I will post a series of probably long messages to my blog, regarding i18n and l10n of blogs. Many people has written about blog i18n, as for example Blojsom.com" . But I hope to clarify some points mainly from myself, before going on introducing a very modest Coreblog l10n project of my own...
First of all, definitions.
- Internationalization. The process of planning and developing products so that they can be changed to meet the requirements of specific local languages and cultures.
- Localization is the actual preparing of data (or the software) for a particular language or locale.
For example the Zope product Plone is i18n aware and has localization for several languages. These terms are also spelled internationalisation and localisation, and shortened in the geek terms i18n and l10n, which are formed by the first and last letter of the word and the number of letters in between.
In the realm of blogging software and bloggers, i18n attempts are (probably) restricted to blogging software producers or online blogging account providers. One day or another, all of them will reach to that point: let's do i18n (as an example, here is the recent resolve of the creator of WordPress.
In the case of free software blogging machines, bloggers with a technical background can in turn re-arrange the original code to make personal i18n attempts, for personal use or re-release following the original license.
In turn, l10n is a more open process. If a software producer makes an i18n version of their blogging software, they nay be able to release different products. Let's suppose the blogging software SuperInternationalBlog by SuperInternational Co. is internationalized. Then they may release:
- SuperInternationalBlog in Spanish - SuperInternationalBlog in Arabic - SuperInternationalBlog ... - SuperInternationalBlog intl' version with a default
Englishskin but with options and instructions for users to create their localised version.
People may download different versions of SuperInternationalBlog , and also develop new ones. A wide arrange of l10n efforts may result from that.
And then, there is a company EnglishSoft Co. that has released EnglishBlog with no i18n attempt at all, and just as an English version. In this case, it is also possible that localized version of EnglishBlog may arise. How?
- Users will personalize EnglishBlog as they can, to create a blog in their language.
So, localised blogs may be created both with SuperInternationalBlog and with EnglishBlog. Obviously, SuperInternationalBlog users have more opportunities to create good blogs than EnglishBlog users...
However, the quality of i18n achieved by SuperInternational Co. will affect the output of different attempts.

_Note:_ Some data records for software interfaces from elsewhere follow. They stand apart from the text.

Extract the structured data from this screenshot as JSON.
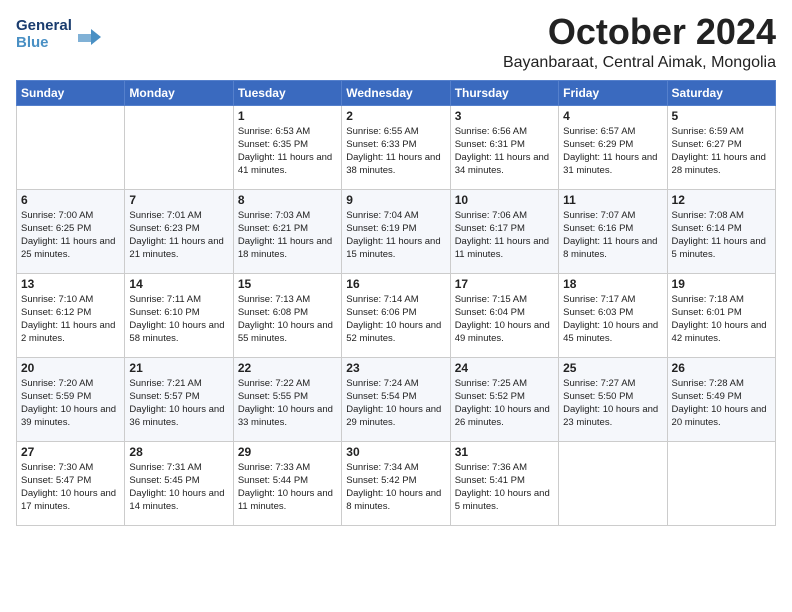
{
  "header": {
    "logo_line1": "General",
    "logo_line2": "Blue",
    "month": "October 2024",
    "location": "Bayanbaraat, Central Aimak, Mongolia"
  },
  "days_of_week": [
    "Sunday",
    "Monday",
    "Tuesday",
    "Wednesday",
    "Thursday",
    "Friday",
    "Saturday"
  ],
  "weeks": [
    [
      {
        "day": "",
        "sunrise": "",
        "sunset": "",
        "daylight": ""
      },
      {
        "day": "",
        "sunrise": "",
        "sunset": "",
        "daylight": ""
      },
      {
        "day": "1",
        "sunrise": "Sunrise: 6:53 AM",
        "sunset": "Sunset: 6:35 PM",
        "daylight": "Daylight: 11 hours and 41 minutes."
      },
      {
        "day": "2",
        "sunrise": "Sunrise: 6:55 AM",
        "sunset": "Sunset: 6:33 PM",
        "daylight": "Daylight: 11 hours and 38 minutes."
      },
      {
        "day": "3",
        "sunrise": "Sunrise: 6:56 AM",
        "sunset": "Sunset: 6:31 PM",
        "daylight": "Daylight: 11 hours and 34 minutes."
      },
      {
        "day": "4",
        "sunrise": "Sunrise: 6:57 AM",
        "sunset": "Sunset: 6:29 PM",
        "daylight": "Daylight: 11 hours and 31 minutes."
      },
      {
        "day": "5",
        "sunrise": "Sunrise: 6:59 AM",
        "sunset": "Sunset: 6:27 PM",
        "daylight": "Daylight: 11 hours and 28 minutes."
      }
    ],
    [
      {
        "day": "6",
        "sunrise": "Sunrise: 7:00 AM",
        "sunset": "Sunset: 6:25 PM",
        "daylight": "Daylight: 11 hours and 25 minutes."
      },
      {
        "day": "7",
        "sunrise": "Sunrise: 7:01 AM",
        "sunset": "Sunset: 6:23 PM",
        "daylight": "Daylight: 11 hours and 21 minutes."
      },
      {
        "day": "8",
        "sunrise": "Sunrise: 7:03 AM",
        "sunset": "Sunset: 6:21 PM",
        "daylight": "Daylight: 11 hours and 18 minutes."
      },
      {
        "day": "9",
        "sunrise": "Sunrise: 7:04 AM",
        "sunset": "Sunset: 6:19 PM",
        "daylight": "Daylight: 11 hours and 15 minutes."
      },
      {
        "day": "10",
        "sunrise": "Sunrise: 7:06 AM",
        "sunset": "Sunset: 6:17 PM",
        "daylight": "Daylight: 11 hours and 11 minutes."
      },
      {
        "day": "11",
        "sunrise": "Sunrise: 7:07 AM",
        "sunset": "Sunset: 6:16 PM",
        "daylight": "Daylight: 11 hours and 8 minutes."
      },
      {
        "day": "12",
        "sunrise": "Sunrise: 7:08 AM",
        "sunset": "Sunset: 6:14 PM",
        "daylight": "Daylight: 11 hours and 5 minutes."
      }
    ],
    [
      {
        "day": "13",
        "sunrise": "Sunrise: 7:10 AM",
        "sunset": "Sunset: 6:12 PM",
        "daylight": "Daylight: 11 hours and 2 minutes."
      },
      {
        "day": "14",
        "sunrise": "Sunrise: 7:11 AM",
        "sunset": "Sunset: 6:10 PM",
        "daylight": "Daylight: 10 hours and 58 minutes."
      },
      {
        "day": "15",
        "sunrise": "Sunrise: 7:13 AM",
        "sunset": "Sunset: 6:08 PM",
        "daylight": "Daylight: 10 hours and 55 minutes."
      },
      {
        "day": "16",
        "sunrise": "Sunrise: 7:14 AM",
        "sunset": "Sunset: 6:06 PM",
        "daylight": "Daylight: 10 hours and 52 minutes."
      },
      {
        "day": "17",
        "sunrise": "Sunrise: 7:15 AM",
        "sunset": "Sunset: 6:04 PM",
        "daylight": "Daylight: 10 hours and 49 minutes."
      },
      {
        "day": "18",
        "sunrise": "Sunrise: 7:17 AM",
        "sunset": "Sunset: 6:03 PM",
        "daylight": "Daylight: 10 hours and 45 minutes."
      },
      {
        "day": "19",
        "sunrise": "Sunrise: 7:18 AM",
        "sunset": "Sunset: 6:01 PM",
        "daylight": "Daylight: 10 hours and 42 minutes."
      }
    ],
    [
      {
        "day": "20",
        "sunrise": "Sunrise: 7:20 AM",
        "sunset": "Sunset: 5:59 PM",
        "daylight": "Daylight: 10 hours and 39 minutes."
      },
      {
        "day": "21",
        "sunrise": "Sunrise: 7:21 AM",
        "sunset": "Sunset: 5:57 PM",
        "daylight": "Daylight: 10 hours and 36 minutes."
      },
      {
        "day": "22",
        "sunrise": "Sunrise: 7:22 AM",
        "sunset": "Sunset: 5:55 PM",
        "daylight": "Daylight: 10 hours and 33 minutes."
      },
      {
        "day": "23",
        "sunrise": "Sunrise: 7:24 AM",
        "sunset": "Sunset: 5:54 PM",
        "daylight": "Daylight: 10 hours and 29 minutes."
      },
      {
        "day": "24",
        "sunrise": "Sunrise: 7:25 AM",
        "sunset": "Sunset: 5:52 PM",
        "daylight": "Daylight: 10 hours and 26 minutes."
      },
      {
        "day": "25",
        "sunrise": "Sunrise: 7:27 AM",
        "sunset": "Sunset: 5:50 PM",
        "daylight": "Daylight: 10 hours and 23 minutes."
      },
      {
        "day": "26",
        "sunrise": "Sunrise: 7:28 AM",
        "sunset": "Sunset: 5:49 PM",
        "daylight": "Daylight: 10 hours and 20 minutes."
      }
    ],
    [
      {
        "day": "27",
        "sunrise": "Sunrise: 7:30 AM",
        "sunset": "Sunset: 5:47 PM",
        "daylight": "Daylight: 10 hours and 17 minutes."
      },
      {
        "day": "28",
        "sunrise": "Sunrise: 7:31 AM",
        "sunset": "Sunset: 5:45 PM",
        "daylight": "Daylight: 10 hours and 14 minutes."
      },
      {
        "day": "29",
        "sunrise": "Sunrise: 7:33 AM",
        "sunset": "Sunset: 5:44 PM",
        "daylight": "Daylight: 10 hours and 11 minutes."
      },
      {
        "day": "30",
        "sunrise": "Sunrise: 7:34 AM",
        "sunset": "Sunset: 5:42 PM",
        "daylight": "Daylight: 10 hours and 8 minutes."
      },
      {
        "day": "31",
        "sunrise": "Sunrise: 7:36 AM",
        "sunset": "Sunset: 5:41 PM",
        "daylight": "Daylight: 10 hours and 5 minutes."
      },
      {
        "day": "",
        "sunrise": "",
        "sunset": "",
        "daylight": ""
      },
      {
        "day": "",
        "sunrise": "",
        "sunset": "",
        "daylight": ""
      }
    ]
  ]
}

Not all i18n attempts resolve well locale-sensitive issues like date-time formatting, character sets or directionality of script. So, having some SuperInternationalBlog out there does not assure that l10n may be done correctly.
In turn, even the most simple of EnglishBlog-like machines will permit some personalization in skins or so on, and therefore, a localised simple version of EnglishBlog is probably easy to achieve. And then, there's this option for most users: no matter which language is the one that appears at my blogging software, I will post in my language.

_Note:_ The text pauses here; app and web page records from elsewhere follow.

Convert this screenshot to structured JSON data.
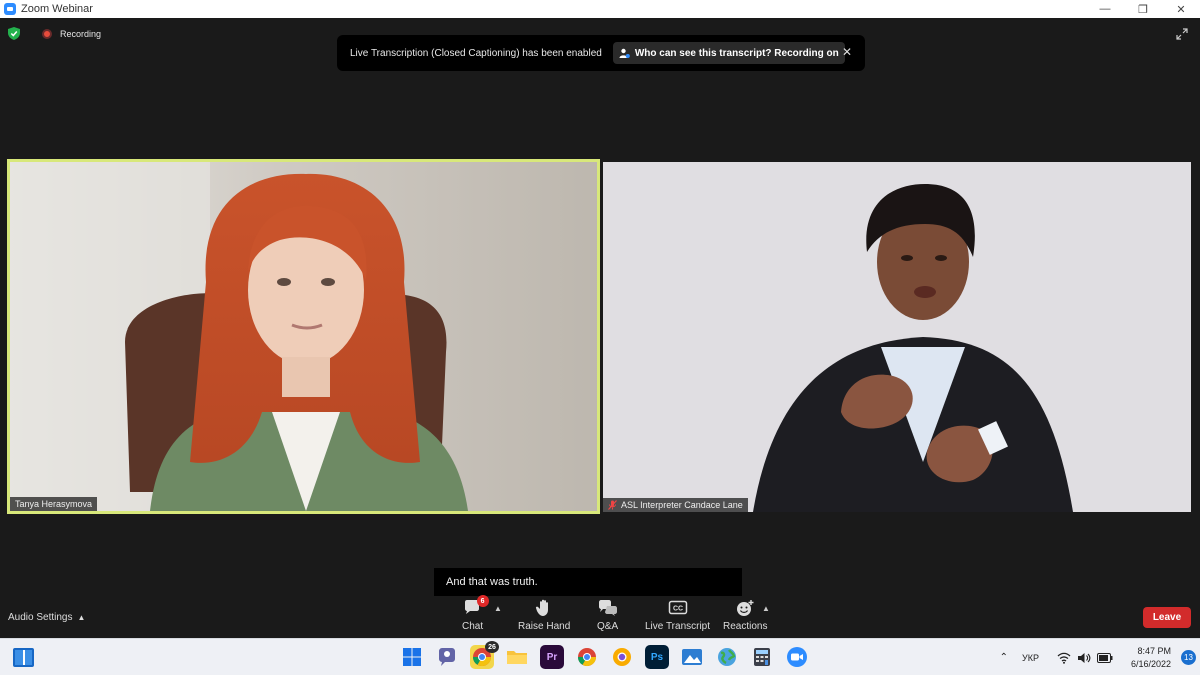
{
  "window": {
    "title": "Zoom Webinar"
  },
  "status": {
    "recording_label": "Recording"
  },
  "banner": {
    "message": "Live Transcription (Closed Captioning) has been enabled",
    "link_label": "Who can see this transcript? Recording on"
  },
  "participants": [
    {
      "name": "Tanya Herasymova"
    },
    {
      "name": "ASL Interpreter Candace Lane"
    }
  ],
  "caption": {
    "text": "And that was truth."
  },
  "toolbar": {
    "audio_settings": "Audio Settings",
    "chat": "Chat",
    "chat_badge": "6",
    "raise_hand": "Raise Hand",
    "qa": "Q&A",
    "live_transcript": "Live Transcript",
    "cc": "CC",
    "reactions": "Reactions",
    "leave": "Leave"
  },
  "taskbar": {
    "language": "УКР",
    "time": "8:47 PM",
    "date": "6/16/2022",
    "notifications": "13",
    "app_badge": "26",
    "premiere_label": "Pr",
    "photoshop_label": "Ps"
  },
  "colors": {
    "active_speaker_border": "#d8e87a",
    "leave": "#d22b2b",
    "badge": "#e02828",
    "recording": "#e74c3c"
  }
}
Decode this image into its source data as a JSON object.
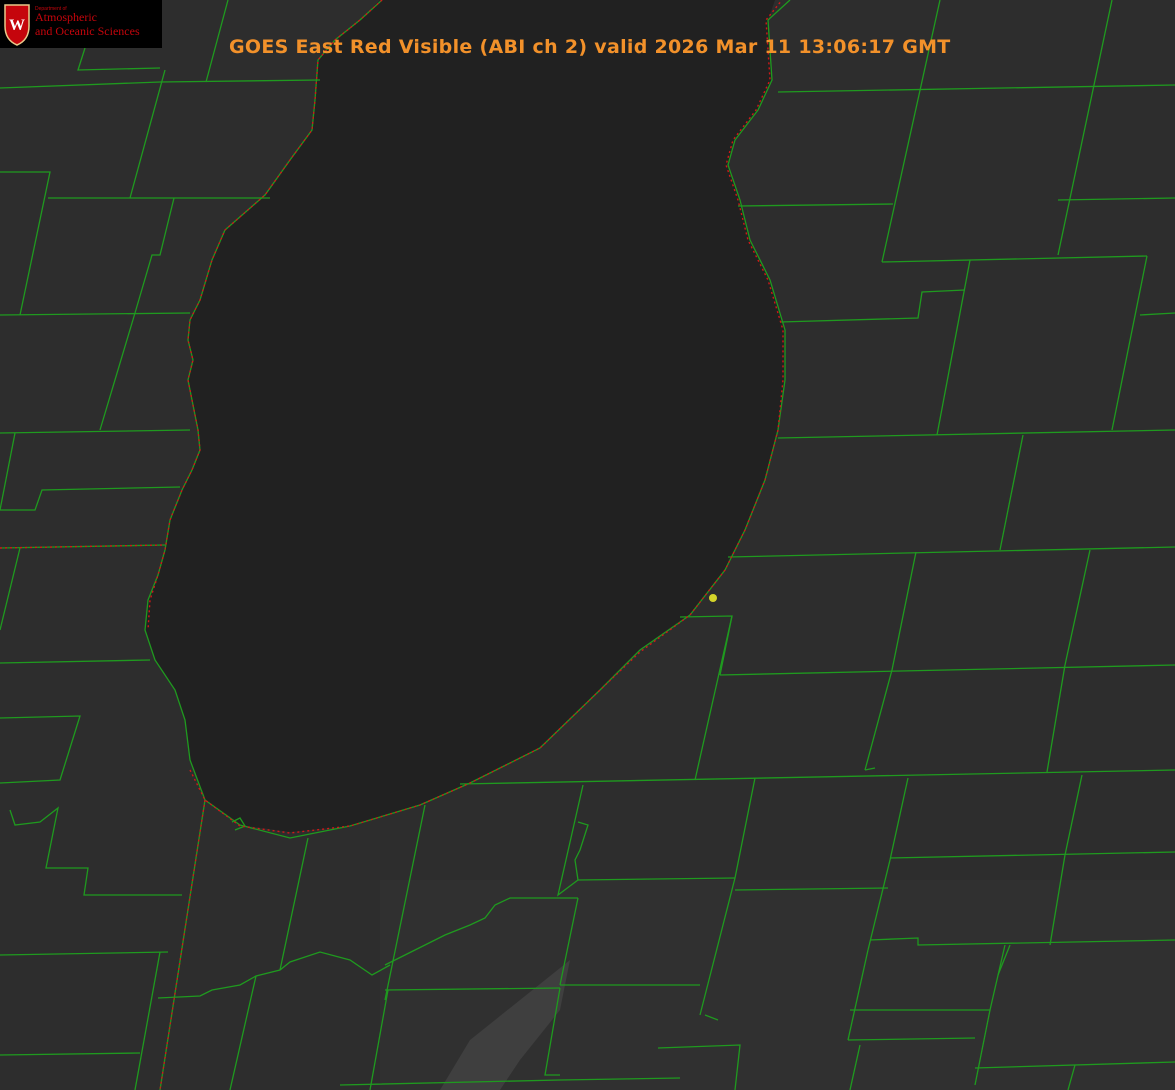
{
  "title": "GOES East Red Visible (ABI ch 2) valid 2026 Mar 11 13:06:17 GMT",
  "logo": {
    "department": "Department of",
    "line1": "Atmospheric",
    "line2": "and Oceanic Sciences",
    "crest_letter": "W"
  },
  "colors": {
    "background": "#2b2b2b",
    "lake": "#232323",
    "county_lines": "#1f9a1f",
    "state_border": "#d01818",
    "title": "#f2912a",
    "marker": "#d4d42a"
  },
  "map_features": {
    "lake": "Lake Michigan",
    "marker": "observation site (yellow dot)"
  }
}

Things that are important to assess
We may say that blog i18n will be all the more accurate if a given effort complies with:
- The sustainabality of l10n efforts. When the software updates, what happens to users' particular localized blogs? Their l10n's will update at the same level?
- The possibility to share l10n results is also important. Some software developers may ask their users to contribute their l10n
packages(be them string collections, skins, or whatever) to a central repository: this practice has very different results in free or propietary software, I guess... Other systems may permit a user-to-user interaction where l10n
packagesmay be shared, with no original developer intervening in that. Probably some l10n trials, however, are too hardcoded in one instance and are difficult to share.
- Standardization of l10n procedures. If localized strings are stored in .po files, then translations may be shared between different systems, translation memory may be used... .po files are a standard format in the GNU Gettext i18n/l10n framework.
- The real web effect of Blog software i18n is mostly localized monolingual blogs in a given language. But if i18n also permits to develop multilingual or bilingual blogs, a blog that can be at the same time in English and in Japanese, for instance, that's a step ahead.